__Requirement__.
In the copy, include every entry exactly but none of the pictures.

(Excerpts from a dataset)
==============================
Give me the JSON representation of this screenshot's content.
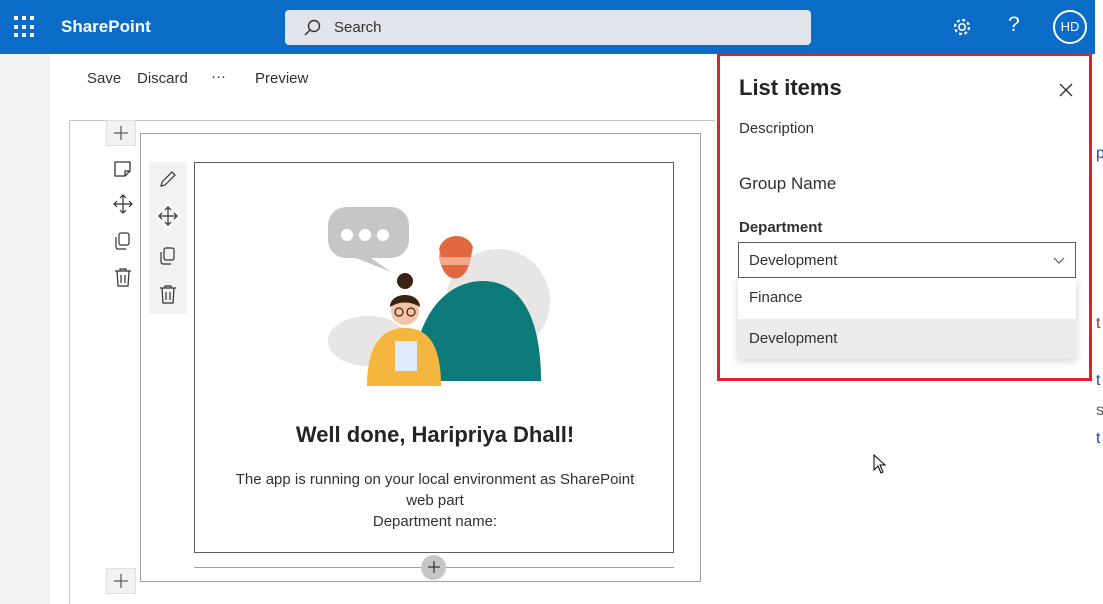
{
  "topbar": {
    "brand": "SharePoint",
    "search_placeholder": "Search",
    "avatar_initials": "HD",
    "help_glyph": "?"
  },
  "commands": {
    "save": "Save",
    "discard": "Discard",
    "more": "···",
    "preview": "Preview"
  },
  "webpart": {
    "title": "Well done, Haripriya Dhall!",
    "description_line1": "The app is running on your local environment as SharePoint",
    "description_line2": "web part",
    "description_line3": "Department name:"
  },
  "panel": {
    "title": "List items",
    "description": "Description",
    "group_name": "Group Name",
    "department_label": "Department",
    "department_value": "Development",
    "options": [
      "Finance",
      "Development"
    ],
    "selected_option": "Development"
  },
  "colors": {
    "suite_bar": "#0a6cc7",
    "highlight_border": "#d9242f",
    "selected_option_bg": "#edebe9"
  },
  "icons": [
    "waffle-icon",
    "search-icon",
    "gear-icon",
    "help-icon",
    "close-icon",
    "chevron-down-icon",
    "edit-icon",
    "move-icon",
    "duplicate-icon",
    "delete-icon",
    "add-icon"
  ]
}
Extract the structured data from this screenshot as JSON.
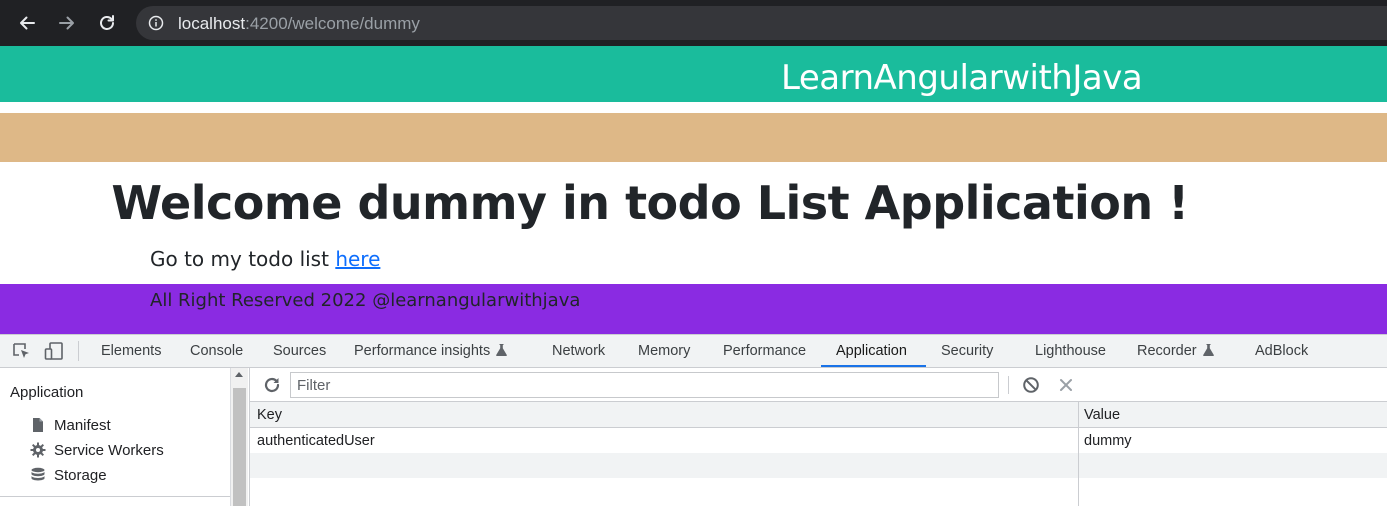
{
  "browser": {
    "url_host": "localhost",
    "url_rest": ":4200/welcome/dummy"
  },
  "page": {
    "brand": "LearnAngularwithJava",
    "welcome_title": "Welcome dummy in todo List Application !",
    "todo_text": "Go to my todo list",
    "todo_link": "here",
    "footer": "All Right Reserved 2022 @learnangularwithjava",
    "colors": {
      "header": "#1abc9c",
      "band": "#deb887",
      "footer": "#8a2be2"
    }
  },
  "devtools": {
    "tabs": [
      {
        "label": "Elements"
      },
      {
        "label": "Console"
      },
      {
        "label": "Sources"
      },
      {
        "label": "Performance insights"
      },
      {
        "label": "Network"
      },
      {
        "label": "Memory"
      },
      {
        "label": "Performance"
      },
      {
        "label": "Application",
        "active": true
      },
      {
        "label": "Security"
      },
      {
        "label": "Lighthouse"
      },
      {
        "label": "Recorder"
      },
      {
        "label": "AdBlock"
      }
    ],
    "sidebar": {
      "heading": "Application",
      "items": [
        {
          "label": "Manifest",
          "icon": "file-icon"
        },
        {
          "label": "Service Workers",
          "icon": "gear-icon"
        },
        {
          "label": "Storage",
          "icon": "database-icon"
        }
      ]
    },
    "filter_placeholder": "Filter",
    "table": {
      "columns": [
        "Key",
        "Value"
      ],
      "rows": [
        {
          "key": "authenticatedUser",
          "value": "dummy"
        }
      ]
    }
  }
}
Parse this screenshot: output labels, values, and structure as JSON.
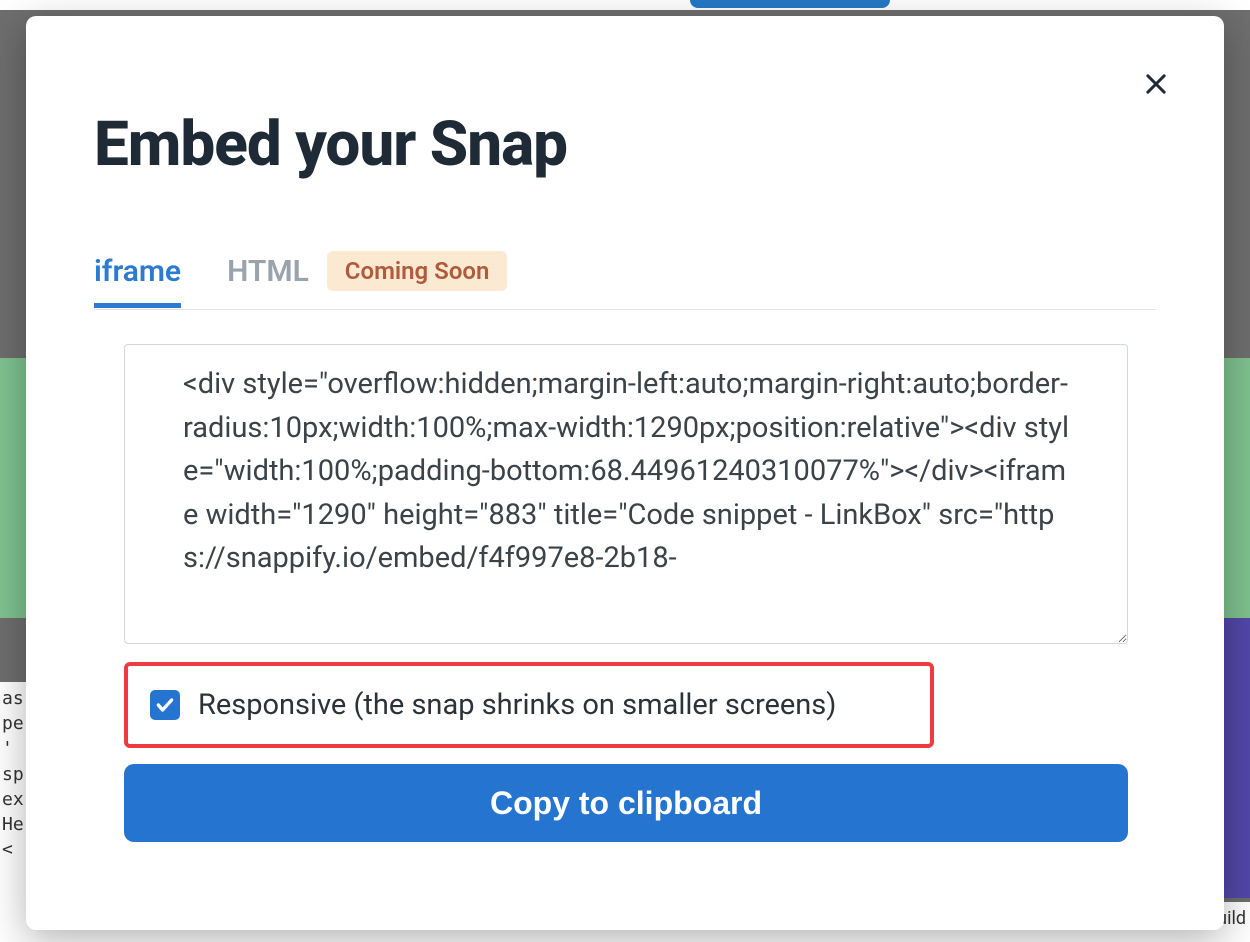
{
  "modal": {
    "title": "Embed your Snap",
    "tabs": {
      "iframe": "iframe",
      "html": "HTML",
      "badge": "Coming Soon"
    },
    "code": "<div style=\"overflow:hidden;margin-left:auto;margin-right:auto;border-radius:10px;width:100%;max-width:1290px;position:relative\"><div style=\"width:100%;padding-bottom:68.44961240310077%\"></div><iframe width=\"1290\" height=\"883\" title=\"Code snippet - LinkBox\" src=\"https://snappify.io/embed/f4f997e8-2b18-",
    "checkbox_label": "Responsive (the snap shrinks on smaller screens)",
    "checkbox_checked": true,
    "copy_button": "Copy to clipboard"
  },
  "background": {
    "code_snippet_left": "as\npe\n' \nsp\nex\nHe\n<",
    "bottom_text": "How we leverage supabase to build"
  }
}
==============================
__Exercise response__.
Give me the JSON representation of this screenshot's content.
{
  "topbar": {
    "brand": "SharePoint",
    "search_placeholder": "Search",
    "avatar_initials": "HD",
    "help_glyph": "?"
  },
  "commands": {
    "save": "Save",
    "discard": "Discard",
    "more": "···",
    "preview": "Preview"
  },
  "webpart": {
    "title": "Well done, Haripriya Dhall!",
    "description_line1": "The app is running on your local environment as SharePoint",
    "description_line2": "web part",
    "description_line3": "Department name:"
  },
  "panel": {
    "title": "List items",
    "description": "Description",
    "group_name": "Group Name",
    "department_label": "Department",
    "department_value": "Development",
    "options": [
      "Finance",
      "Development"
    ],
    "selected_option": "Development"
  },
  "colors": {
    "suite_bar": "#0a6cc7",
    "highlight_border": "#d9242f",
    "selected_option_bg": "#edebe9"
  },
  "icons": [
    "waffle-icon",
    "search-icon",
    "gear-icon",
    "help-icon",
    "close-icon",
    "chevron-down-icon",
    "edit-icon",
    "move-icon",
    "duplicate-icon",
    "delete-icon",
    "add-icon"
  ]
}
Extract the structured data from this screenshot as JSON.
{
  "browser": {
    "url_host": "localhost",
    "url_rest": ":4200/welcome/dummy"
  },
  "page": {
    "brand": "LearnAngularwithJava",
    "welcome_title": "Welcome dummy in todo List Application !",
    "todo_text": "Go to my todo list",
    "todo_link": "here",
    "footer": "All Right Reserved 2022 @learnangularwithjava",
    "colors": {
      "header": "#1abc9c",
      "band": "#deb887",
      "footer": "#8a2be2"
    }
  },
  "devtools": {
    "tabs": [
      {
        "label": "Elements"
      },
      {
        "label": "Console"
      },
      {
        "label": "Sources"
      },
      {
        "label": "Performance insights"
      },
      {
        "label": "Network"
      },
      {
        "label": "Memory"
      },
      {
        "label": "Performance"
      },
      {
        "label": "Application",
        "active": true
      },
      {
        "label": "Security"
      },
      {
        "label": "Lighthouse"
      },
      {
        "label": "Recorder"
      },
      {
        "label": "AdBlock"
      }
    ],
    "sidebar": {
      "heading": "Application",
      "items": [
        {
          "label": "Manifest",
          "icon": "file-icon"
        },
        {
          "label": "Service Workers",
          "icon": "gear-icon"
        },
        {
          "label": "Storage",
          "icon": "database-icon"
        }
      ]
    },
    "filter_placeholder": "Filter",
    "table": {
      "columns": [
        "Key",
        "Value"
      ],
      "rows": [
        {
          "key": "authenticatedUser",
          "value": "dummy"
        }
      ]
    }
  }
}
Parse this screenshot: output labels, values, and structure as JSON.
{
  "modal": {
    "title": "Embed your Snap",
    "tabs": {
      "iframe": "iframe",
      "html": "HTML",
      "badge": "Coming Soon"
    },
    "code": "<div style=\"overflow:hidden;margin-left:auto;margin-right:auto;border-radius:10px;width:100%;max-width:1290px;position:relative\"><div style=\"width:100%;padding-bottom:68.44961240310077%\"></div><iframe width=\"1290\" height=\"883\" title=\"Code snippet - LinkBox\" src=\"https://snappify.io/embed/f4f997e8-2b18-",
    "checkbox_label": "Responsive (the snap shrinks on smaller screens)",
    "checkbox_checked": true,
    "copy_button": "Copy to clipboard"
  },
  "background": {
    "code_snippet_left": "as\npe\n' \nsp\nex\nHe\n<",
    "bottom_text": "How we leverage supabase to build"
  }
}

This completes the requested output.